> Exercise requirements
Out of the lines below, please list those that hold the string "title".

> Data to examine
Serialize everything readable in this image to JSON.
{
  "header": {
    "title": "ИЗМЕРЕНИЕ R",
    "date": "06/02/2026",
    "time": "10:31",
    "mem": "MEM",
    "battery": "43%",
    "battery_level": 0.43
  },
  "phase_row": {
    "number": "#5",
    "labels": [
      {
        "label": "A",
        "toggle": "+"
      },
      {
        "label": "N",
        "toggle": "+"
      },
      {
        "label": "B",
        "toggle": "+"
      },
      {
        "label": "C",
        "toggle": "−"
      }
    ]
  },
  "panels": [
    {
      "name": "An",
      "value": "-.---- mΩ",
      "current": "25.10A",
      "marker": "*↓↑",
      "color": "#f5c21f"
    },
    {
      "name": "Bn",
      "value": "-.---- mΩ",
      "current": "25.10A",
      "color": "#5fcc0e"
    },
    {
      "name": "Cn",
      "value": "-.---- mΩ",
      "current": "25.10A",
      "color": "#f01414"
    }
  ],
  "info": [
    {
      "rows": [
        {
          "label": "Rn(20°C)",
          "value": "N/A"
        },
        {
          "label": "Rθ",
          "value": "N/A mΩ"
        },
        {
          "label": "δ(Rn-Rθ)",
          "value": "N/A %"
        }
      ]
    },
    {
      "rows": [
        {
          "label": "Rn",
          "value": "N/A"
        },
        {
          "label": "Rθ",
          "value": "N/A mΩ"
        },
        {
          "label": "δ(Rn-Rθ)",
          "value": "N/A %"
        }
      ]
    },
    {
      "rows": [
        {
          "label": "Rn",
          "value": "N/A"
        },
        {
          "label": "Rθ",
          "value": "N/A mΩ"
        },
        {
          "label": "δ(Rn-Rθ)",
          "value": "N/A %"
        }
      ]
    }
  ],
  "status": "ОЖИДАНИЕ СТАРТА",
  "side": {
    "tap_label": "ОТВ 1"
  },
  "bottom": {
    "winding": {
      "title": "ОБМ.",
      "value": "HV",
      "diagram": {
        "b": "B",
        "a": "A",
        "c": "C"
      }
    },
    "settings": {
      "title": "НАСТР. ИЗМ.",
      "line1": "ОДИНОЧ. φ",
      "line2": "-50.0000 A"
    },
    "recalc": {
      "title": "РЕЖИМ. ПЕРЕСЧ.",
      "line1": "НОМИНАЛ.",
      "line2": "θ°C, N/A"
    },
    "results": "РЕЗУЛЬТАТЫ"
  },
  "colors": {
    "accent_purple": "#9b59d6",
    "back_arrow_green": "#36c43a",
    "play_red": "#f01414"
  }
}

> Exercise response
    "title": "ИЗМЕРЕНИЕ R",
      "title": "ОБМ.",
      "title": "НАСТР. ИЗМ.",
      "title": "РЕЖИМ. ПЕРЕСЧ.",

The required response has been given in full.